Data extracts
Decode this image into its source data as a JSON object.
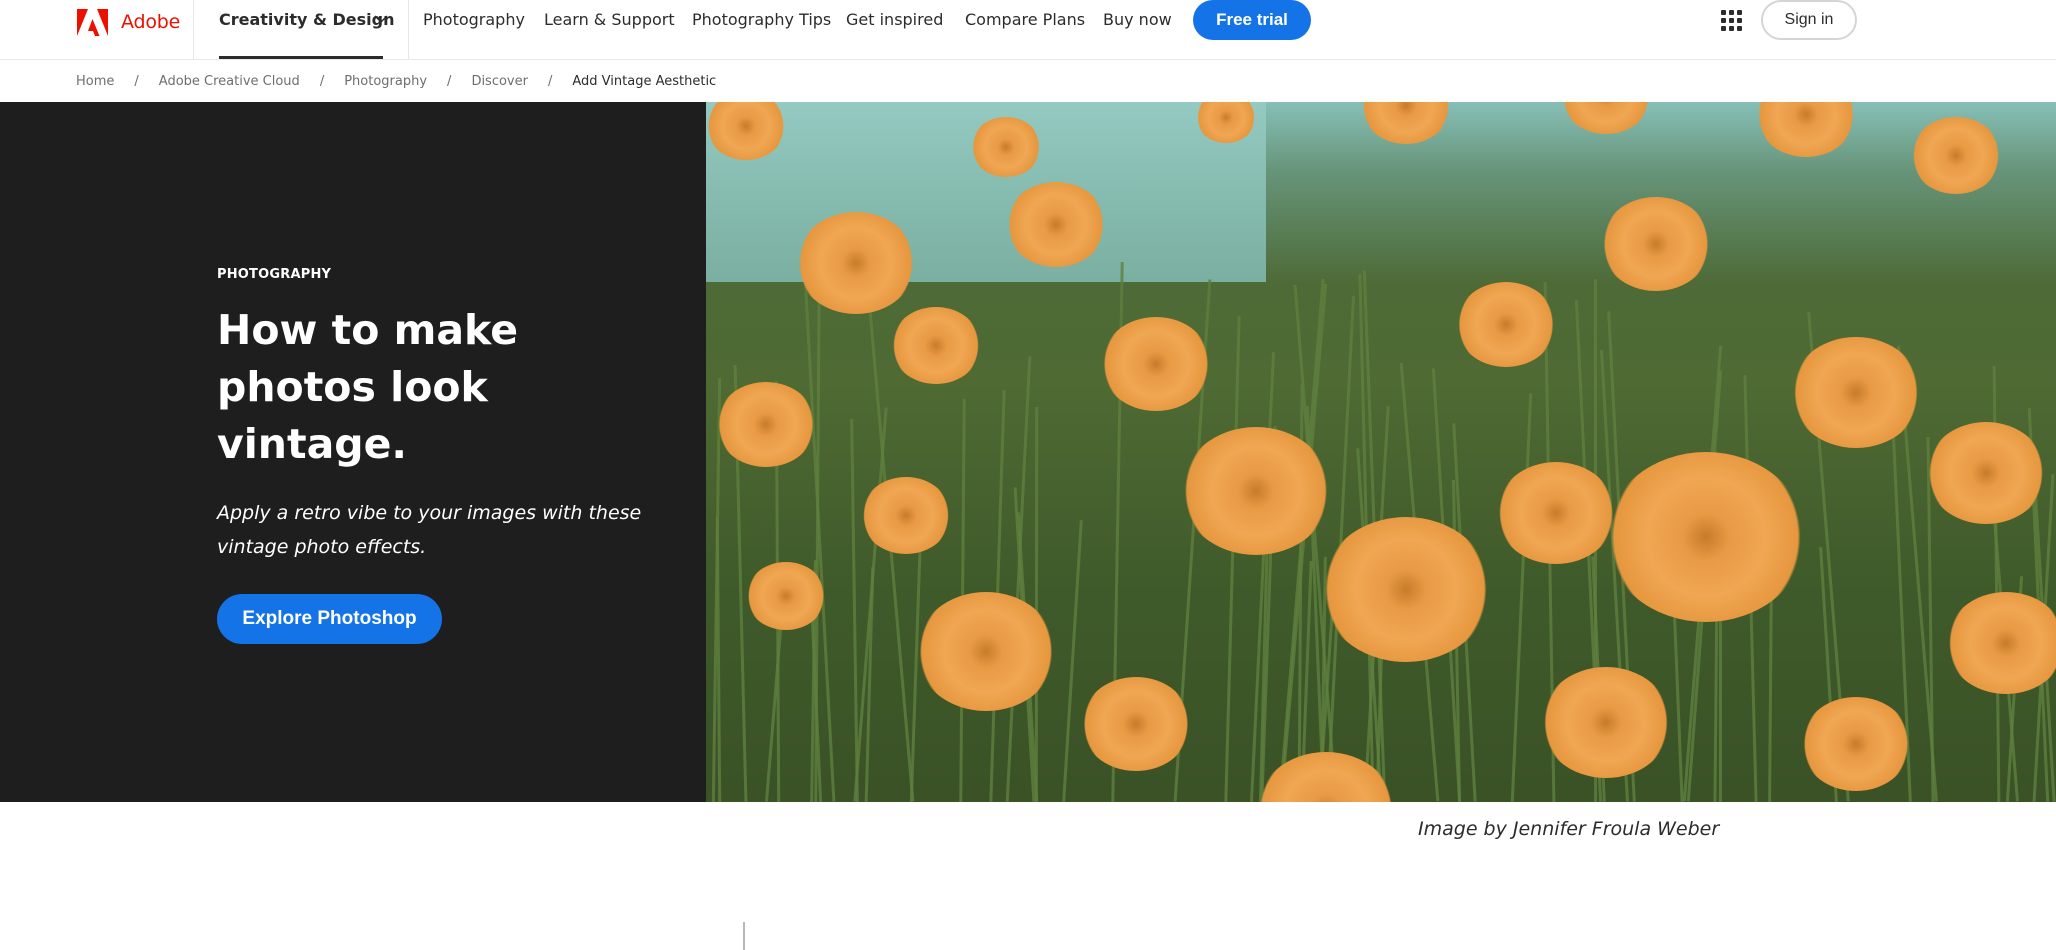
{
  "brand": {
    "name": "Adobe",
    "logo_icon": "adobe-logo-icon",
    "brand_color": "#eb1000",
    "accent_color": "#1473e6"
  },
  "nav": {
    "main_menu": {
      "label": "Creativity & Design",
      "icon": "chevron-down-icon"
    },
    "links": [
      {
        "label": "Photography"
      },
      {
        "label": "Learn & Support"
      },
      {
        "label": "Photography Tips"
      },
      {
        "label": "Get inspired"
      },
      {
        "label": "Compare Plans"
      },
      {
        "label": "Buy now"
      }
    ],
    "cta_label": "Free trial",
    "apps_icon": "app-switcher-grid-icon",
    "signin_label": "Sign in"
  },
  "breadcrumb": [
    {
      "label": "Home"
    },
    {
      "label": "Adobe Creative Cloud"
    },
    {
      "label": "Photography"
    },
    {
      "label": "Discover"
    },
    {
      "label": "Add Vintage Aesthetic"
    }
  ],
  "breadcrumb_separator": "/",
  "hero": {
    "eyebrow": "PHOTOGRAPHY",
    "title": "How to make photos look vintage.",
    "subtitle": "Apply a retro vibe to your images with these vintage photo effects.",
    "cta_label": "Explore Photoshop",
    "image_description": "Field of orange cosmos flowers against a teal sky with vintage color tone",
    "caption": "Image by Jennifer Froula Weber"
  }
}
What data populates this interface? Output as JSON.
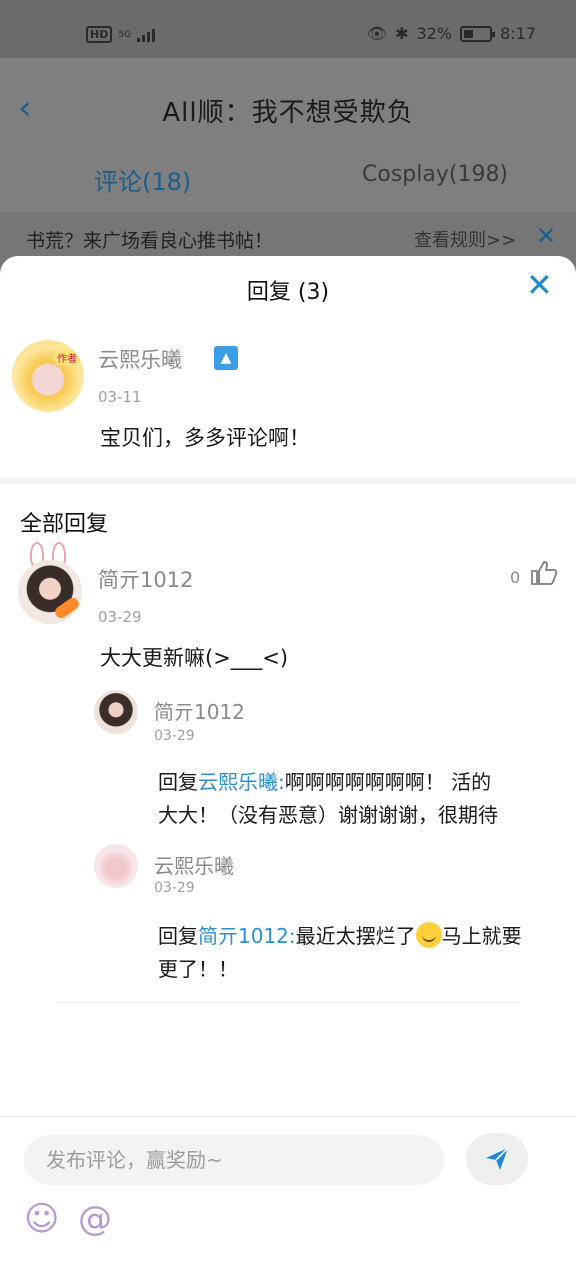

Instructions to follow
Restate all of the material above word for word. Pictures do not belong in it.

Answer for this exercise
Decode this image into its source data as a JSON object.
{
  "brand": {
    "name": "Adobe",
    "logo_icon": "adobe-logo-icon",
    "brand_color": "#eb1000",
    "accent_color": "#1473e6"
  },
  "nav": {
    "main_menu": {
      "label": "Creativity & Design",
      "icon": "chevron-down-icon"
    },
    "links": [
      {
        "label": "Photography"
      },
      {
        "label": "Learn & Support"
      },
      {
        "label": "Photography Tips"
      },
      {
        "label": "Get inspired"
      },
      {
        "label": "Compare Plans"
      },
      {
        "label": "Buy now"
      }
    ],
    "cta_label": "Free trial",
    "apps_icon": "app-switcher-grid-icon",
    "signin_label": "Sign in"
  },
  "breadcrumb": [
    {
      "label": "Home"
    },
    {
      "label": "Adobe Creative Cloud"
    },
    {
      "label": "Photography"
    },
    {
      "label": "Discover"
    },
    {
      "label": "Add Vintage Aesthetic"
    }
  ],
  "breadcrumb_separator": "/",
  "hero": {
    "eyebrow": "PHOTOGRAPHY",
    "title": "How to make photos look vintage.",
    "subtitle": "Apply a retro vibe to your images with these vintage photo effects.",
    "cta_label": "Explore Photoshop",
    "image_description": "Field of orange cosmos flowers against a teal sky with vintage color tone",
    "caption": "Image by Jennifer Froula Weber"
  }
}
What data populates this interface? Output as JSON.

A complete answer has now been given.